_What you are asked to do_
Having read the entries, repeat all of them exactly.

Records from a collection
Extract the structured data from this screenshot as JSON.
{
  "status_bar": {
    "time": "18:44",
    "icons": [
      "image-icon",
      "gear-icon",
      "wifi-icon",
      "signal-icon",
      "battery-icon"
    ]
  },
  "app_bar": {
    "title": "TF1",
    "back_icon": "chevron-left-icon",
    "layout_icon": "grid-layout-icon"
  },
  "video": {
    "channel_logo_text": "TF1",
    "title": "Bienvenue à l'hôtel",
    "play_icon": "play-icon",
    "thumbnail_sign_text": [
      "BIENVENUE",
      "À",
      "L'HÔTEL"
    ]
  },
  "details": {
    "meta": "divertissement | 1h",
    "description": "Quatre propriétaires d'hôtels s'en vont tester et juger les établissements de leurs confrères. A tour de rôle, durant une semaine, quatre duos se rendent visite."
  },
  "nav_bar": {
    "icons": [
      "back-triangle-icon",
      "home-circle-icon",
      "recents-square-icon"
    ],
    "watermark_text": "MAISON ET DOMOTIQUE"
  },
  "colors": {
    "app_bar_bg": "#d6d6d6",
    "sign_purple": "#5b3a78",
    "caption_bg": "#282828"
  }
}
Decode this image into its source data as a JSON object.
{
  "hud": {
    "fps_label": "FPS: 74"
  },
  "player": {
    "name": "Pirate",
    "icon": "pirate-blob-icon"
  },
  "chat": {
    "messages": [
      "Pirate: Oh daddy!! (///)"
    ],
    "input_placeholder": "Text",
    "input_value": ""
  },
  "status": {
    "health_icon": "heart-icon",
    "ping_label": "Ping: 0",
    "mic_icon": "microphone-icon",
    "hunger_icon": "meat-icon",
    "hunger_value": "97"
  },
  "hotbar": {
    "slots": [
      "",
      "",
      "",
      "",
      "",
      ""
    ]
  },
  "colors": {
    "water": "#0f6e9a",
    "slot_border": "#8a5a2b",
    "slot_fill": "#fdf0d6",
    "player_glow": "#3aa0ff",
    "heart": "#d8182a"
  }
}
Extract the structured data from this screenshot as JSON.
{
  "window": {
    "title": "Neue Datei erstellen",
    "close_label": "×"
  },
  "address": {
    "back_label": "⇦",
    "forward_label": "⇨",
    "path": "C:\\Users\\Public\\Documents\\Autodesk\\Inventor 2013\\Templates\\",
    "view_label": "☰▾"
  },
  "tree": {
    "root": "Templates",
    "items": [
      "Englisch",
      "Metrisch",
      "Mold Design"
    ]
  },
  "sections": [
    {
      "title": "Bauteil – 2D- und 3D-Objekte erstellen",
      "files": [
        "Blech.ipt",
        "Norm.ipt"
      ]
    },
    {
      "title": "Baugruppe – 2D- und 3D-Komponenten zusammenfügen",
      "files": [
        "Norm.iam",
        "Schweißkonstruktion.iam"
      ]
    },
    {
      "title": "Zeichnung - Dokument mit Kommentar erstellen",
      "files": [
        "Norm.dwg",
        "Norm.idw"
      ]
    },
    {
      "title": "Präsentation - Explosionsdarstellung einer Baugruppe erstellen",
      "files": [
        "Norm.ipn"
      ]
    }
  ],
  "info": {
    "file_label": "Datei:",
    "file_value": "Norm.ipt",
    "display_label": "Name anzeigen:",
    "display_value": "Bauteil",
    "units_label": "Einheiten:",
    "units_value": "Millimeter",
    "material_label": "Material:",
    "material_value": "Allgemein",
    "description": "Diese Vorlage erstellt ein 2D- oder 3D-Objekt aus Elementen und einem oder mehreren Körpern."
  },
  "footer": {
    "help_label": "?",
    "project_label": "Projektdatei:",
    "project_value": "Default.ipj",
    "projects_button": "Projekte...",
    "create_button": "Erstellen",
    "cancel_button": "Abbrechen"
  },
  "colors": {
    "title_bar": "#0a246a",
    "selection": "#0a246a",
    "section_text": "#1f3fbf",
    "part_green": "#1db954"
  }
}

_Answer to the problem_
Extract the structured data from this screenshot as JSON.
{
  "status_bar": {
    "time": "18:44",
    "icons": [
      "image-icon",
      "gear-icon",
      "wifi-icon",
      "signal-icon",
      "battery-icon"
    ]
  },
  "app_bar": {
    "title": "TF1",
    "back_icon": "chevron-left-icon",
    "layout_icon": "grid-layout-icon"
  },
  "video": {
    "channel_logo_text": "TF1",
    "title": "Bienvenue à l'hôtel",
    "play_icon": "play-icon",
    "thumbnail_sign_text": [
      "BIENVENUE",
      "À",
      "L'HÔTEL"
    ]
  },
  "details": {
    "meta": "divertissement | 1h",
    "description": "Quatre propriétaires d'hôtels s'en vont tester et juger les établissements de leurs confrères. A tour de rôle, durant une semaine, quatre duos se rendent visite."
  },
  "nav_bar": {
    "icons": [
      "back-triangle-icon",
      "home-circle-icon",
      "recents-square-icon"
    ],
    "watermark_text": "MAISON ET DOMOTIQUE"
  },
  "colors": {
    "app_bar_bg": "#d6d6d6",
    "sign_purple": "#5b3a78",
    "caption_bg": "#282828"
  }
}
Decode this image into its source data as a JSON object.
{
  "hud": {
    "fps_label": "FPS: 74"
  },
  "player": {
    "name": "Pirate",
    "icon": "pirate-blob-icon"
  },
  "chat": {
    "messages": [
      "Pirate: Oh daddy!! (///)"
    ],
    "input_placeholder": "Text",
    "input_value": ""
  },
  "status": {
    "health_icon": "heart-icon",
    "ping_label": "Ping: 0",
    "mic_icon": "microphone-icon",
    "hunger_icon": "meat-icon",
    "hunger_value": "97"
  },
  "hotbar": {
    "slots": [
      "",
      "",
      "",
      "",
      "",
      ""
    ]
  },
  "colors": {
    "water": "#0f6e9a",
    "slot_border": "#8a5a2b",
    "slot_fill": "#fdf0d6",
    "player_glow": "#3aa0ff",
    "heart": "#d8182a"
  }
}
Extract the structured data from this screenshot as JSON.
{
  "window": {
    "title": "Neue Datei erstellen",
    "close_label": "×"
  },
  "address": {
    "back_label": "⇦",
    "forward_label": "⇨",
    "path": "C:\\Users\\Public\\Documents\\Autodesk\\Inventor 2013\\Templates\\",
    "view_label": "☰▾"
  },
  "tree": {
    "root": "Templates",
    "items": [
      "Englisch",
      "Metrisch",
      "Mold Design"
    ]
  },
  "sections": [
    {
      "title": "Bauteil – 2D- und 3D-Objekte erstellen",
      "files": [
        "Blech.ipt",
        "Norm.ipt"
      ]
    },
    {
      "title": "Baugruppe – 2D- und 3D-Komponenten zusammenfügen",
      "files": [
        "Norm.iam",
        "Schweißkonstruktion.iam"
      ]
    },
    {
      "title": "Zeichnung - Dokument mit Kommentar erstellen",
      "files": [
        "Norm.dwg",
        "Norm.idw"
      ]
    },
    {
      "title": "Präsentation - Explosionsdarstellung einer Baugruppe erstellen",
      "files": [
        "Norm.ipn"
      ]
    }
  ],
  "info": {
    "file_label": "Datei:",
    "file_value": "Norm.ipt",
    "display_label": "Name anzeigen:",
    "display_value": "Bauteil",
    "units_label": "Einheiten:",
    "units_value": "Millimeter",
    "material_label": "Material:",
    "material_value": "Allgemein",
    "description": "Diese Vorlage erstellt ein 2D- oder 3D-Objekt aus Elementen und einem oder mehreren Körpern."
  },
  "footer": {
    "help_label": "?",
    "project_label": "Projektdatei:",
    "project_value": "Default.ipj",
    "projects_button": "Projekte...",
    "create_button": "Erstellen",
    "cancel_button": "Abbrechen"
  },
  "colors": {
    "title_bar": "#0a246a",
    "selection": "#0a246a",
    "section_text": "#1f3fbf",
    "part_green": "#1db954"
  }
}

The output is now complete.